WORK INSTRUCTIONS: All entries below need to be written out exactly, but without their pictures.

RECORDS FOR THE TASK:
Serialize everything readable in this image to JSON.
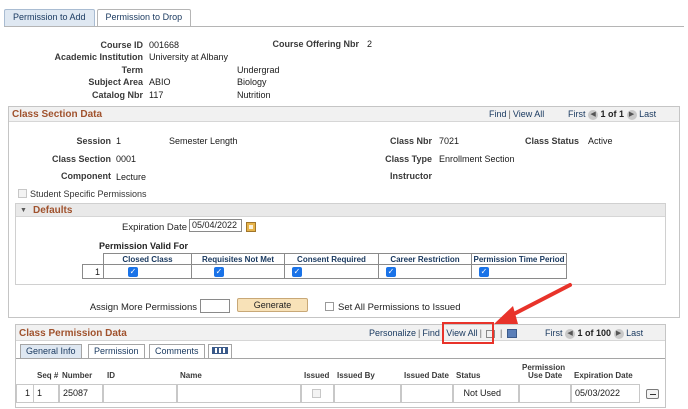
{
  "tabs": {
    "add": "Permission to Add",
    "drop": "Permission to Drop"
  },
  "course": {
    "course_id_label": "Course ID",
    "course_id": "001668",
    "offering_nbr_label": "Course Offering Nbr",
    "offering_nbr": "2",
    "institution_label": "Academic Institution",
    "institution": "University at Albany",
    "term_label": "Term",
    "term": "Undergrad",
    "subject_label": "Subject Area",
    "subject_code": "ABIO",
    "subject_name": "Biology",
    "catalog_label": "Catalog Nbr",
    "catalog_nbr": "117",
    "catalog_name": "Nutrition"
  },
  "class_section": {
    "title": "Class Section Data",
    "nav": {
      "find": "Find",
      "view_all": "View All",
      "first": "First",
      "range": "1 of 1",
      "last": "Last"
    },
    "session_label": "Session",
    "session": "1",
    "session_desc": "Semester Length",
    "class_nbr_label": "Class Nbr",
    "class_nbr": "7021",
    "class_status_label": "Class Status",
    "class_status": "Active",
    "section_label": "Class Section",
    "section": "0001",
    "class_type_label": "Class Type",
    "class_type": "Enrollment Section",
    "component_label": "Component",
    "component": "Lecture",
    "instructor_label": "Instructor",
    "student_specific": "Student Specific Permissions"
  },
  "defaults": {
    "title": "Defaults",
    "expiration_label": "Expiration Date",
    "expiration": "05/04/2022",
    "valid_for_label": "Permission Valid For",
    "columns": [
      "Closed Class",
      "Requisites Not Met",
      "Consent Required",
      "Career Restriction",
      "Permission Time Period"
    ],
    "row_num": "1"
  },
  "assign": {
    "label": "Assign More Permissions",
    "generate": "Generate",
    "set_all": "Set All Permissions to Issued"
  },
  "class_permission": {
    "title": "Class Permission Data",
    "nav": {
      "personalize": "Personalize",
      "find": "Find",
      "view_all": "View All",
      "first": "First",
      "range": "1 of 100",
      "last": "Last"
    },
    "subtabs": {
      "general": "General Info",
      "permission": "Permission",
      "comments": "Comments"
    },
    "columns": {
      "seq": "Seq #",
      "number": "Number",
      "id": "ID",
      "name": "Name",
      "issued": "Issued",
      "issued_by": "Issued By",
      "issued_date": "Issued Date",
      "status": "Status",
      "use_date_1": "Permission",
      "use_date_2": "Use Date",
      "expiration": "Expiration Date"
    },
    "row": {
      "rownum": "1",
      "seq": "1",
      "number": "25087",
      "status": "Not Used",
      "expiration": "05/03/2022"
    }
  },
  "colors": {
    "annotation_red": "#e8332a",
    "section_title": "#a0522d",
    "link_blue": "#17375e"
  }
}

FINISHED TASK:
Serialize everything readable in this image to JSON.
{
  "tabs": {
    "add": "Permission to Add",
    "drop": "Permission to Drop"
  },
  "course": {
    "course_id_label": "Course ID",
    "course_id": "001668",
    "offering_nbr_label": "Course Offering Nbr",
    "offering_nbr": "2",
    "institution_label": "Academic Institution",
    "institution": "University at Albany",
    "term_label": "Term",
    "term": "Undergrad",
    "subject_label": "Subject Area",
    "subject_code": "ABIO",
    "subject_name": "Biology",
    "catalog_label": "Catalog Nbr",
    "catalog_nbr": "117",
    "catalog_name": "Nutrition"
  },
  "class_section": {
    "title": "Class Section Data",
    "nav": {
      "find": "Find",
      "view_all": "View All",
      "first": "First",
      "range": "1 of 1",
      "last": "Last"
    },
    "session_label": "Session",
    "session": "1",
    "session_desc": "Semester Length",
    "class_nbr_label": "Class Nbr",
    "class_nbr": "7021",
    "class_status_label": "Class Status",
    "class_status": "Active",
    "section_label": "Class Section",
    "section": "0001",
    "class_type_label": "Class Type",
    "class_type": "Enrollment Section",
    "component_label": "Component",
    "component": "Lecture",
    "instructor_label": "Instructor",
    "student_specific": "Student Specific Permissions"
  },
  "defaults": {
    "title": "Defaults",
    "expiration_label": "Expiration Date",
    "expiration": "05/04/2022",
    "valid_for_label": "Permission Valid For",
    "columns": [
      "Closed Class",
      "Requisites Not Met",
      "Consent Required",
      "Career Restriction",
      "Permission Time Period"
    ],
    "row_num": "1"
  },
  "assign": {
    "label": "Assign More Permissions",
    "generate": "Generate",
    "set_all": "Set All Permissions to Issued"
  },
  "class_permission": {
    "title": "Class Permission Data",
    "nav": {
      "personalize": "Personalize",
      "find": "Find",
      "view_all": "View All",
      "first": "First",
      "range": "1 of 100",
      "last": "Last"
    },
    "subtabs": {
      "general": "General Info",
      "permission": "Permission",
      "comments": "Comments"
    },
    "columns": {
      "seq": "Seq #",
      "number": "Number",
      "id": "ID",
      "name": "Name",
      "issued": "Issued",
      "issued_by": "Issued By",
      "issued_date": "Issued Date",
      "status": "Status",
      "use_date_1": "Permission",
      "use_date_2": "Use Date",
      "expiration": "Expiration Date"
    },
    "row": {
      "rownum": "1",
      "seq": "1",
      "number": "25087",
      "status": "Not Used",
      "expiration": "05/03/2022"
    }
  },
  "colors": {
    "annotation_red": "#e8332a",
    "section_title": "#a0522d",
    "link_blue": "#17375e"
  }
}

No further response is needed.